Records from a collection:
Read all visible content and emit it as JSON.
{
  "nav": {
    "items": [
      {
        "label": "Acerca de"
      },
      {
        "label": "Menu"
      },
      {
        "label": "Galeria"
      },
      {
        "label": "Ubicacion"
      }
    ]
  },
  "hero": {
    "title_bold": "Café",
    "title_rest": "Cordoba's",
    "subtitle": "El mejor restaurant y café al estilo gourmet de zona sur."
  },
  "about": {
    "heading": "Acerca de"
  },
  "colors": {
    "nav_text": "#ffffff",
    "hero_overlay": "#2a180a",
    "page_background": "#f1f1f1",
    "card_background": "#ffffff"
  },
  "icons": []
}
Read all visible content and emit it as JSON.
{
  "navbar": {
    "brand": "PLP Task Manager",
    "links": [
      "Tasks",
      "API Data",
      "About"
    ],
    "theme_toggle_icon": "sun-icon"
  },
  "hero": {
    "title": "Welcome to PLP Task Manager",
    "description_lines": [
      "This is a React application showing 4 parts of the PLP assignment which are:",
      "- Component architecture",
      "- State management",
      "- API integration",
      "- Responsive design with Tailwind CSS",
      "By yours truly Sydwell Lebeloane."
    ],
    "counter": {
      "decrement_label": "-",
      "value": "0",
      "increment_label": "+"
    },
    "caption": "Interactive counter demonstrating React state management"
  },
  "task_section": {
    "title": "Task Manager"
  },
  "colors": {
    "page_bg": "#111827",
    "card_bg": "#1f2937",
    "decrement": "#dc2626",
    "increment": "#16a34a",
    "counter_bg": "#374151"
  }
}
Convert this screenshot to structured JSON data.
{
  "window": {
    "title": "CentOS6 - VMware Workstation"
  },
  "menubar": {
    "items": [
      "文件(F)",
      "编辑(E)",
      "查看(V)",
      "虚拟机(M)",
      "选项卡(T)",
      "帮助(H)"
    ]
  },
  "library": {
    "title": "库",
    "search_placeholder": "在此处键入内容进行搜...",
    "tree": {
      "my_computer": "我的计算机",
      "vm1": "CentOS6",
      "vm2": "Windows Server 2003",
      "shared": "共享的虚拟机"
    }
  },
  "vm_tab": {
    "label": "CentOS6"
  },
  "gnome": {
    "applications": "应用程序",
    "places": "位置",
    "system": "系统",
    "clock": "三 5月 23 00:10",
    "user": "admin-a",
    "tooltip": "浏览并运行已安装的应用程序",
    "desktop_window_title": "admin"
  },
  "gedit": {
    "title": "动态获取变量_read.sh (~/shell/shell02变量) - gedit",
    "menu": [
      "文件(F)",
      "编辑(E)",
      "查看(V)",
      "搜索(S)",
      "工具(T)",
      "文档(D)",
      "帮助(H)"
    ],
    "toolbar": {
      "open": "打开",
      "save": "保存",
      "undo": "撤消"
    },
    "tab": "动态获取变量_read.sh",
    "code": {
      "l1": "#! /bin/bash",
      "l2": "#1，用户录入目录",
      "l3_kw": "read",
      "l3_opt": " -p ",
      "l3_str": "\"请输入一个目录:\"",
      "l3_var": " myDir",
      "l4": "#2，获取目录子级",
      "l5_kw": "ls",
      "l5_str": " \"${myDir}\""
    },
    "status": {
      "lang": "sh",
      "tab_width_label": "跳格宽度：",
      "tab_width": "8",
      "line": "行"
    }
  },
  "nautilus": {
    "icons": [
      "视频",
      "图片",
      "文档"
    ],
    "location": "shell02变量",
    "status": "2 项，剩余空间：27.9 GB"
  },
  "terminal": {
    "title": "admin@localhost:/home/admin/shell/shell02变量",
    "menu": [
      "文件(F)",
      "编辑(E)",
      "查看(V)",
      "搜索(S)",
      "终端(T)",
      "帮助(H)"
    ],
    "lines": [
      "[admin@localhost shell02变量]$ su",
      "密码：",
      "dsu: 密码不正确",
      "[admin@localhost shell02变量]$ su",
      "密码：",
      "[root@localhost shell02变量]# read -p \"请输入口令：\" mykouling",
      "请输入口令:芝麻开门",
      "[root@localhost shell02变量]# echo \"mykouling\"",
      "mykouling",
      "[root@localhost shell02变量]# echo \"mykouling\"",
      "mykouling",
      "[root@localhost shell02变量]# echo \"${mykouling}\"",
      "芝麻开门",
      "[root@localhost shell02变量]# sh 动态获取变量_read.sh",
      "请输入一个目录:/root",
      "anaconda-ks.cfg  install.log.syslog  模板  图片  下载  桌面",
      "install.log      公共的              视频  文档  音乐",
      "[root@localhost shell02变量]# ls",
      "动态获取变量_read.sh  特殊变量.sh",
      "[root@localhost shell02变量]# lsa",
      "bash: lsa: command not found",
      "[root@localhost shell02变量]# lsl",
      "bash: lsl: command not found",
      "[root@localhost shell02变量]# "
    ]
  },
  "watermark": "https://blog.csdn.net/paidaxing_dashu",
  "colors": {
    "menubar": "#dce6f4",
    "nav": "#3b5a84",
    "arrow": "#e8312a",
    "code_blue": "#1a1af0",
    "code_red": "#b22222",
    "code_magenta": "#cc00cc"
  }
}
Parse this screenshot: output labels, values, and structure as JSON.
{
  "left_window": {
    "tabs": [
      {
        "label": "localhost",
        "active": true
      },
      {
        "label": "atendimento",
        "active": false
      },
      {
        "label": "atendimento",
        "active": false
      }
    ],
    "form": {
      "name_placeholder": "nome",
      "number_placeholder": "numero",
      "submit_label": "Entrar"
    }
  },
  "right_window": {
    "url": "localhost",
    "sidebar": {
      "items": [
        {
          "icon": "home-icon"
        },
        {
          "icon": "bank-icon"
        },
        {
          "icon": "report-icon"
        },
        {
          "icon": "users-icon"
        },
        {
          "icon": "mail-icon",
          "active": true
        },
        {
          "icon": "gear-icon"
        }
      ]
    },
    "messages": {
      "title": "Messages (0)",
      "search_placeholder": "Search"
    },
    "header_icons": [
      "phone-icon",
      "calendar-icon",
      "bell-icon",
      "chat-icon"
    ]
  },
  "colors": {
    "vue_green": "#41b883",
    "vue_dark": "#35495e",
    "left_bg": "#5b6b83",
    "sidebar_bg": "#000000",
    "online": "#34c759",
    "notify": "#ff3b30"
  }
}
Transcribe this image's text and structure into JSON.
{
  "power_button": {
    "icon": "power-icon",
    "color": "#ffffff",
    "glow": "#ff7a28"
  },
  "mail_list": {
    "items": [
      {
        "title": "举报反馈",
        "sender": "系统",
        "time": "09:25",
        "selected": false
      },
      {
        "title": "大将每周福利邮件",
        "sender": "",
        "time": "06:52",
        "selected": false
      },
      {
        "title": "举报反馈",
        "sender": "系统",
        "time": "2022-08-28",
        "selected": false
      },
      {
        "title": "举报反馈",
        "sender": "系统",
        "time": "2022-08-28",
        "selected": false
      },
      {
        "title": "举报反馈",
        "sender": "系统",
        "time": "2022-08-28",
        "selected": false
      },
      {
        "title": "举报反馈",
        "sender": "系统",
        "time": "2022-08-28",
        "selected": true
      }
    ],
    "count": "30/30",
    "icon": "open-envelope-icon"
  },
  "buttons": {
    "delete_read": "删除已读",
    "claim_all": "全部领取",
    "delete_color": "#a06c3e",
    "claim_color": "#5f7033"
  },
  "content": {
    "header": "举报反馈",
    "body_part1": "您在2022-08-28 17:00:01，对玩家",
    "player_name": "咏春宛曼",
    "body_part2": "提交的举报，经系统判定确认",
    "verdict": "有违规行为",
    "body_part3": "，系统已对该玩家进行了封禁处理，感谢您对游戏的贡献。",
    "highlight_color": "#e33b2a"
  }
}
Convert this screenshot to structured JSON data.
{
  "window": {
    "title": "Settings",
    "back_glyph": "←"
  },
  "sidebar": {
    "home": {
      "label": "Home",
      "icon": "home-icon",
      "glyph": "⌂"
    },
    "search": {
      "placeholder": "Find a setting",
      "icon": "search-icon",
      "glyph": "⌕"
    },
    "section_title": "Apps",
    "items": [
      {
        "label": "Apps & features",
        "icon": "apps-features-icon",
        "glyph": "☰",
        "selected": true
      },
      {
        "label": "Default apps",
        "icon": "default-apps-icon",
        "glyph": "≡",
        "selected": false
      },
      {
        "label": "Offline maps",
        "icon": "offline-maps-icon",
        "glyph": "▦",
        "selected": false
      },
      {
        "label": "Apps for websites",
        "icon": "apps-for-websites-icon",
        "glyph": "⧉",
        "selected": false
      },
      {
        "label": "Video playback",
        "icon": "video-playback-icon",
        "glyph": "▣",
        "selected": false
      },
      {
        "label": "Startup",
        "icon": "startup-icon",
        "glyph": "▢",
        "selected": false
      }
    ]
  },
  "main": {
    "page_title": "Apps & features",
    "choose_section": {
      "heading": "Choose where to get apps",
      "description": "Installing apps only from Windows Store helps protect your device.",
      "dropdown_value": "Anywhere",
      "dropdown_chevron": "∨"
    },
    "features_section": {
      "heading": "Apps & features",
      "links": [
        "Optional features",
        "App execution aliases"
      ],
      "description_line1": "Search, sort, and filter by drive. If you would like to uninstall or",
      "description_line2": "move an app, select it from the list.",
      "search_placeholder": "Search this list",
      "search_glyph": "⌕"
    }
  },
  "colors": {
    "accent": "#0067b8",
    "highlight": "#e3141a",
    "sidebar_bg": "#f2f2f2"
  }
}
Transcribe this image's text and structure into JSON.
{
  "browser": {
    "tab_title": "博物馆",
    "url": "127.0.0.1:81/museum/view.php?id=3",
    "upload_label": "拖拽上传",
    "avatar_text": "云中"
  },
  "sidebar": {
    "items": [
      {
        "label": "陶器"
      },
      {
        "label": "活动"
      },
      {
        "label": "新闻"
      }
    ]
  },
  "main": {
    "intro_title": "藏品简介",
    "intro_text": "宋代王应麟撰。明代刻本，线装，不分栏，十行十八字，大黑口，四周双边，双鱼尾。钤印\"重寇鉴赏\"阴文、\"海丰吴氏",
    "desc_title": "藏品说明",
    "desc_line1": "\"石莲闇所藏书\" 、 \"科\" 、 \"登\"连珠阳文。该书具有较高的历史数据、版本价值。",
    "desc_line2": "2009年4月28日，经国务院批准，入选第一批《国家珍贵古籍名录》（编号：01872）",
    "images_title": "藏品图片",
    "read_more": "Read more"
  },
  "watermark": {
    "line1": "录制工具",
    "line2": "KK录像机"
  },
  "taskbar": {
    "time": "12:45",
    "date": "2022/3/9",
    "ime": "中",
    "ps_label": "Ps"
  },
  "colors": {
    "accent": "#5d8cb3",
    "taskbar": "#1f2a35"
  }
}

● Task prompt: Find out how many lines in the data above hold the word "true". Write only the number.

● Answer to this exercise: 4